‘‘ All Australians, no matter where they live, have the right to decide for themselves when it comes to end-oflife treatment.’’
Politicians from both sides of politics rose to share divergent views, with many in support of the bill emphasising the rights of Australians in the territories to make their own laws.
The bill proposed overturning a federal law that removed the rights of the ACT and Northern Territory to legislate on euthanasia, enacted in 1997 after the NT government briefly legalised assisted dying.
Labor senator Pat Dodson, opposing the bill, argued that ‘‘ paving the way for euthanasia and assisted suicide’ ’ would leave Indigenous Australians ‘‘ even more vulnerable, when our focus should be on working collectively to create laws that help prolong life and restore their right to enjoy a healthy life’’ .
Prime Minister Malcolm Turnbull came under intense pressure from conservatives to ensure the bill would not get a vote in the lower house.
The issue remains a live one despite the bill’s defeat, with ACT Labor MPs Andrew Leigh and Luke Gosling , who have opposing views on voluntary euthanasia, drafting their own private members’ bill to allow the territories to make their own laws on the matter.

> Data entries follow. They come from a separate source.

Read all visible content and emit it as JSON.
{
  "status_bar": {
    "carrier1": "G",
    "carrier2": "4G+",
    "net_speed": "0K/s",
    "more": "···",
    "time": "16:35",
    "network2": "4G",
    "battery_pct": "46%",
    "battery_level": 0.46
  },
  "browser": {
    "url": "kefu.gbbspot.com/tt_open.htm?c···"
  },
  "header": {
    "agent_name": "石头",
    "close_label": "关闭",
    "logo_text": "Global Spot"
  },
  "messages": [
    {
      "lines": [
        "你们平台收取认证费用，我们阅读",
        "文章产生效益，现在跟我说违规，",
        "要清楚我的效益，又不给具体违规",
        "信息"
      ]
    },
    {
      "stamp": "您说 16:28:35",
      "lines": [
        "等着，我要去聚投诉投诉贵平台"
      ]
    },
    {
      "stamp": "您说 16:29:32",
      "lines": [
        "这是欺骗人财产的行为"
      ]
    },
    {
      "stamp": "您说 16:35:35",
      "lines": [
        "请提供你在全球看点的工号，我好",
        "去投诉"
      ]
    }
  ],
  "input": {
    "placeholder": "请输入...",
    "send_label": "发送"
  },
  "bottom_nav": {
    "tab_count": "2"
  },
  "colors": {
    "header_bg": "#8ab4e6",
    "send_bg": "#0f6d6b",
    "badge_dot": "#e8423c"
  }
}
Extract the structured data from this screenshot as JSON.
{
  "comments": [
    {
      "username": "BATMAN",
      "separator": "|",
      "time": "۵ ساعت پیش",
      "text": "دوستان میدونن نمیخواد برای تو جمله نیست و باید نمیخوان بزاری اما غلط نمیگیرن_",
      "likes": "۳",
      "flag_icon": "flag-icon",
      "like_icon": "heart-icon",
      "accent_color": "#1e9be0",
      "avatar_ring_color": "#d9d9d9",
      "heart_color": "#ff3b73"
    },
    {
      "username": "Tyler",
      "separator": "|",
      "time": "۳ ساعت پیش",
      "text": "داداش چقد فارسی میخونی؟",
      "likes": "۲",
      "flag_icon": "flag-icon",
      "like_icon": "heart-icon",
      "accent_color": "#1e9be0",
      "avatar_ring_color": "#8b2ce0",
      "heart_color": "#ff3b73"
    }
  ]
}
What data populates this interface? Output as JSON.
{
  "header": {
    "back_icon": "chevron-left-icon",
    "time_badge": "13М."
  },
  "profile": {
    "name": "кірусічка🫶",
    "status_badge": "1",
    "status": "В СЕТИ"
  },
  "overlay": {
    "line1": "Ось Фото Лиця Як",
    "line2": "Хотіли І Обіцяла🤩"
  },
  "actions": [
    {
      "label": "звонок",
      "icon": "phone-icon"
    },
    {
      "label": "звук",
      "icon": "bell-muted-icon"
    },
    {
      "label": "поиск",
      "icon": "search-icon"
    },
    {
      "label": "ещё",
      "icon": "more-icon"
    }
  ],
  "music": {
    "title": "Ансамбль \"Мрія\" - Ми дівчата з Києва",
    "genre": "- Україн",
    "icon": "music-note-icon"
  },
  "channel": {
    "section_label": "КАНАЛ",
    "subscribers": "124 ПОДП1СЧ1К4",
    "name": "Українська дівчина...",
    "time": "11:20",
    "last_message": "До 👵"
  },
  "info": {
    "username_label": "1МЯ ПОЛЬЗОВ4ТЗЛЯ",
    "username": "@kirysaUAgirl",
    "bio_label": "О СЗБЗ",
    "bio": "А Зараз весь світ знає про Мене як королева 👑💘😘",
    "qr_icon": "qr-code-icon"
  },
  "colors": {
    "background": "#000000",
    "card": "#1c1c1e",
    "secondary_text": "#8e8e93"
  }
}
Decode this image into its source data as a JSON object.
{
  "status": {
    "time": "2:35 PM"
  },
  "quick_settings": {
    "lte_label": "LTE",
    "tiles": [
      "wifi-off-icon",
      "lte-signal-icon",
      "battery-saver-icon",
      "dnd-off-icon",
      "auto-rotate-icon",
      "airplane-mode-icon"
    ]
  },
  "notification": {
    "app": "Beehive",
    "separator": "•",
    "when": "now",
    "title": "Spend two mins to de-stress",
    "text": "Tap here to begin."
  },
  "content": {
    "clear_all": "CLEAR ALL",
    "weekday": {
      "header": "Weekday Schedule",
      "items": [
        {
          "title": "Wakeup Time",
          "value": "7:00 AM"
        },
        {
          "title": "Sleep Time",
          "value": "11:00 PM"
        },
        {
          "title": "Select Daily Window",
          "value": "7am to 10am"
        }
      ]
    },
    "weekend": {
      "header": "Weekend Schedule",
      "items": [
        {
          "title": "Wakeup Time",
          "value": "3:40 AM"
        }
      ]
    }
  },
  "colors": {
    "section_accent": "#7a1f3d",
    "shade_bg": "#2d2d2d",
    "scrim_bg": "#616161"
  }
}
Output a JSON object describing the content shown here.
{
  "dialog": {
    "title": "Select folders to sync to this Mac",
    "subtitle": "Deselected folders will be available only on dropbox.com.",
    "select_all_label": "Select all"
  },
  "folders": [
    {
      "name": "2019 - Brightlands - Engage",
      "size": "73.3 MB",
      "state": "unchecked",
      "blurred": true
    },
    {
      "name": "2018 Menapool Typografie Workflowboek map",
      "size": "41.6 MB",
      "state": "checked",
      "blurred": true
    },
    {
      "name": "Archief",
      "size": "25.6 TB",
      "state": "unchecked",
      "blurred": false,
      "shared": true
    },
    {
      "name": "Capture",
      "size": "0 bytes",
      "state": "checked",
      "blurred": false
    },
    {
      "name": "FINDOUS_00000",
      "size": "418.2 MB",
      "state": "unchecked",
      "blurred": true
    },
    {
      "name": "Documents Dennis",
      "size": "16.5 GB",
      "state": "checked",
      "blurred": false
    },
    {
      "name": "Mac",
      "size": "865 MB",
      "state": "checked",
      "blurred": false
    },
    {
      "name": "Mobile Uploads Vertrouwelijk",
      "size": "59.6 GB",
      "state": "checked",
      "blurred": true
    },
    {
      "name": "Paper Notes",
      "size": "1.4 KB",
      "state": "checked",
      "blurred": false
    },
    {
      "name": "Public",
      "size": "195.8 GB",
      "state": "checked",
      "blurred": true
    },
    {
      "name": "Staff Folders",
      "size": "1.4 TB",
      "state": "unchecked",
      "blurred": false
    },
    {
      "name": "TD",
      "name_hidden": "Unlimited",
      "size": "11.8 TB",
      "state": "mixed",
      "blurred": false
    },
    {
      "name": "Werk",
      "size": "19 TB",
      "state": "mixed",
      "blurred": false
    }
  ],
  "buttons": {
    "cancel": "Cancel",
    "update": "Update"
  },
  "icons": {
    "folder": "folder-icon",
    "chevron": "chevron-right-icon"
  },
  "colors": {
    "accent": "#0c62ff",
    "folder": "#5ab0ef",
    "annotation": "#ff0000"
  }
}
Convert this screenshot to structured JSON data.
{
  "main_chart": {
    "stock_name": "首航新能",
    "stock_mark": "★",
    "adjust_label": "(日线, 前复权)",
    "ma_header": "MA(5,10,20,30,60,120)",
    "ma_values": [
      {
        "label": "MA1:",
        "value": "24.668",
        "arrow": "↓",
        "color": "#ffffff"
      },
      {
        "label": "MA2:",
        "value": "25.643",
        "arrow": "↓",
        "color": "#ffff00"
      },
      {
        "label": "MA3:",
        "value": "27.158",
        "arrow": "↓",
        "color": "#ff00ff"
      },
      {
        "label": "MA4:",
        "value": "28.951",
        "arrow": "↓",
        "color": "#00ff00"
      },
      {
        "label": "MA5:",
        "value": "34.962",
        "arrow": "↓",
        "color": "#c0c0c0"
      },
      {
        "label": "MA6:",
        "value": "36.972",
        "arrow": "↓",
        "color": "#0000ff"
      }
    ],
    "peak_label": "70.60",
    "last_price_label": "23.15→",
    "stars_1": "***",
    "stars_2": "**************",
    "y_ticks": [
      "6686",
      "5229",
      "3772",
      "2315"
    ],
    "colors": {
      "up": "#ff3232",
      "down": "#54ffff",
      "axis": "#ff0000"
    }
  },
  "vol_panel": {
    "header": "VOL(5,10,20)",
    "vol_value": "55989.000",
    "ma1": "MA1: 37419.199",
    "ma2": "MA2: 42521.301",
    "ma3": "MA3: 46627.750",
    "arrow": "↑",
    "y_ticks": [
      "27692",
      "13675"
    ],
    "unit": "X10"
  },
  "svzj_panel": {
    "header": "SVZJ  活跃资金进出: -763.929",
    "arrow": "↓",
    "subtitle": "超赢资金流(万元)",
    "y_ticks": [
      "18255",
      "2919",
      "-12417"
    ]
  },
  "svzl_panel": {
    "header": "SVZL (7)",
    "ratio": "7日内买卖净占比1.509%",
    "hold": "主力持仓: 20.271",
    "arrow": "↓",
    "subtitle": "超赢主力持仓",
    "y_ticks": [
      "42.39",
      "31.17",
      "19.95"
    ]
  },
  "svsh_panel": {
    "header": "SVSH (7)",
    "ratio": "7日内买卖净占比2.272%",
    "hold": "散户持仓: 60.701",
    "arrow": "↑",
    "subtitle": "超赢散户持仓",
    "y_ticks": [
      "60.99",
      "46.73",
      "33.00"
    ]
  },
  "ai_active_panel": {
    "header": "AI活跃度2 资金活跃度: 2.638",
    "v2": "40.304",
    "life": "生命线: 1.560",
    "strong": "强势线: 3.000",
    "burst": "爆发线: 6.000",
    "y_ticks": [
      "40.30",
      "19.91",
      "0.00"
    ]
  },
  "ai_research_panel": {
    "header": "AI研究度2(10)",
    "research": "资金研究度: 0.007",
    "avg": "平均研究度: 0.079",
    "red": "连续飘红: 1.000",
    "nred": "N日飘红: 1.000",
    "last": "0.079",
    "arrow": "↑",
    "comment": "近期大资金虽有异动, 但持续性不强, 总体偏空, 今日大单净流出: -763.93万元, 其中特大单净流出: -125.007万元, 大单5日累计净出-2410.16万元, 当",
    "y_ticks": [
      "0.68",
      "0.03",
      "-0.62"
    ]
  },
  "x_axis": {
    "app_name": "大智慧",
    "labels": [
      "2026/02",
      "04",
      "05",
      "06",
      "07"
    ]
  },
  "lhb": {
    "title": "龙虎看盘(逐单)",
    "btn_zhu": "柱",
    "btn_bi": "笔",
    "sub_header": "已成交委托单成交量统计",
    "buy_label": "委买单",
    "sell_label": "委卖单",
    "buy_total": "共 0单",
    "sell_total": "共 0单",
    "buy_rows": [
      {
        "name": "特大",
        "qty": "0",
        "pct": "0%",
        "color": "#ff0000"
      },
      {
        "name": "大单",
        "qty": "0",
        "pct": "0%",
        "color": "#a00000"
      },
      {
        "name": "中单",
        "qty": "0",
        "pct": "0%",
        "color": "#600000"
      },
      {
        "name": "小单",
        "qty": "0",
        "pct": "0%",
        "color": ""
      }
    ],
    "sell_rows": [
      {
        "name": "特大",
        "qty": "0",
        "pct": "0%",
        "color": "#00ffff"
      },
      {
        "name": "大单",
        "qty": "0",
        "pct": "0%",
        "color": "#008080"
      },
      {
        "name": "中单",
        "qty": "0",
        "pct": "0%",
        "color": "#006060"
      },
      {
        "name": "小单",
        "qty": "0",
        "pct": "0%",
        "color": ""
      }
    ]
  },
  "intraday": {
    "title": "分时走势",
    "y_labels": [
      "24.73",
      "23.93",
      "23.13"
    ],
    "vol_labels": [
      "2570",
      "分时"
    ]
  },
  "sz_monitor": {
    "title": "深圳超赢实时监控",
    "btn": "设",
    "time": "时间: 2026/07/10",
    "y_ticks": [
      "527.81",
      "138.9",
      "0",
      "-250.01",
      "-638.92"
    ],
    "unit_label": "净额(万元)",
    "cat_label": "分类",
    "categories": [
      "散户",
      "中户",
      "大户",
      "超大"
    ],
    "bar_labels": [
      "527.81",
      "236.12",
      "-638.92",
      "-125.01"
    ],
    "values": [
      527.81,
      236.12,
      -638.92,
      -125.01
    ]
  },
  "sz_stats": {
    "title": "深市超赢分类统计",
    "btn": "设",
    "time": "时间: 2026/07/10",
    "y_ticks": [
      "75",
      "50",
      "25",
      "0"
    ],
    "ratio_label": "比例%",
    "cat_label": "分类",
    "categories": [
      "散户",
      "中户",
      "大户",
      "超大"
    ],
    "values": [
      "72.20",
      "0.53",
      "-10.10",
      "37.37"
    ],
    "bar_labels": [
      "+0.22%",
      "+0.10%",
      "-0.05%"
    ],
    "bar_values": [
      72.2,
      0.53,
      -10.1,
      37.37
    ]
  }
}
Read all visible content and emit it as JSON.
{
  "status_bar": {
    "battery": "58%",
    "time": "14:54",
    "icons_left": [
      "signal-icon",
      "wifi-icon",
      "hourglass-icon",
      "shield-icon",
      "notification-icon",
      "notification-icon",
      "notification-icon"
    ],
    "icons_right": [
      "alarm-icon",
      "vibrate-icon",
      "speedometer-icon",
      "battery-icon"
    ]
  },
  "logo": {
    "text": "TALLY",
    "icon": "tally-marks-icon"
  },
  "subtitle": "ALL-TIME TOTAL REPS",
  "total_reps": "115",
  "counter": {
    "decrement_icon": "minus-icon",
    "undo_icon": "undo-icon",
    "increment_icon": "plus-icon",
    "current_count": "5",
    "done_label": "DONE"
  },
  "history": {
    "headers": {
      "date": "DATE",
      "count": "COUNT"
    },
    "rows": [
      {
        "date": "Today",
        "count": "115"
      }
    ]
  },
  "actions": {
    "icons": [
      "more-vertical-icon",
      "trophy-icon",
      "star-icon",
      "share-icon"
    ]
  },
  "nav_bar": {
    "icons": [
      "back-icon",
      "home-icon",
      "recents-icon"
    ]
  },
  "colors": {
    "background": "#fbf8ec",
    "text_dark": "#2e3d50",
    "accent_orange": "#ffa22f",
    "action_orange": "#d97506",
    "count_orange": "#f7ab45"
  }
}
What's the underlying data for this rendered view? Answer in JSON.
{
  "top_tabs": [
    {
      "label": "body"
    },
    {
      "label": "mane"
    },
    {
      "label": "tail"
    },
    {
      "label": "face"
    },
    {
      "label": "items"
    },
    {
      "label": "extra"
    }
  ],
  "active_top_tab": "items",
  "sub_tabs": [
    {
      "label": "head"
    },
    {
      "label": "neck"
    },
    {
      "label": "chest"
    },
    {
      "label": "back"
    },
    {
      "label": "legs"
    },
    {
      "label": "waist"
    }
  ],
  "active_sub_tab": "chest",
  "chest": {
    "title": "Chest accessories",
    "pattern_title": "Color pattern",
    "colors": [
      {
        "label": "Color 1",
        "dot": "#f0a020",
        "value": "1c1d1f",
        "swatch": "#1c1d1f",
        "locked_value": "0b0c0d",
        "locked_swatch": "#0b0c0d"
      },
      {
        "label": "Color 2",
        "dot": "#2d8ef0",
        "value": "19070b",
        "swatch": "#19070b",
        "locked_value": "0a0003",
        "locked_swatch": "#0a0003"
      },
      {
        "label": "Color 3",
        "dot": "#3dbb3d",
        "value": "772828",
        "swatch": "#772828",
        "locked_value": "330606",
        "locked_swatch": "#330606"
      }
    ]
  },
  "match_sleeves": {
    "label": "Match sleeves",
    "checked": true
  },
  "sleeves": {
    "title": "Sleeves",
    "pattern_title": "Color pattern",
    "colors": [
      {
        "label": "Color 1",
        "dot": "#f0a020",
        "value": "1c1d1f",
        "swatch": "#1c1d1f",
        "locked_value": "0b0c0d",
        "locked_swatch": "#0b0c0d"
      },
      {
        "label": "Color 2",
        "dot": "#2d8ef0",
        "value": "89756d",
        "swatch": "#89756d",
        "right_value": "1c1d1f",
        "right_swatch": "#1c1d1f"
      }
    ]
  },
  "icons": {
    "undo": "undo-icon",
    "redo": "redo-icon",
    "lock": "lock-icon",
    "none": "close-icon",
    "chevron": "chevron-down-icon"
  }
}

Television host Andrew Denton had pledged to lobby Mr Turnbull to secure a lower house vote if Senator Leyonhjelm’s bill passed in the Senate.
Former Australian Medical Association president Brian Owler, Denton’s co-director of advocacy group Go Gentle Australia, said support for the legalisation of assisted dying consistently polled at higher than 80 per cent.
‘‘ This is one of those issues where, unfortunately, a number of parliaments around the country seem to be out of step with community expectations ,’’ he said.
Pat Dodson (above) argued the bill would leave Indigenous Australians ‘‘ even more vulnerable’’ .
The Age Digital Edition: Assisted dying bill defeated in the Senate
Dana McCauley | 15 August 2018 | smh.com.au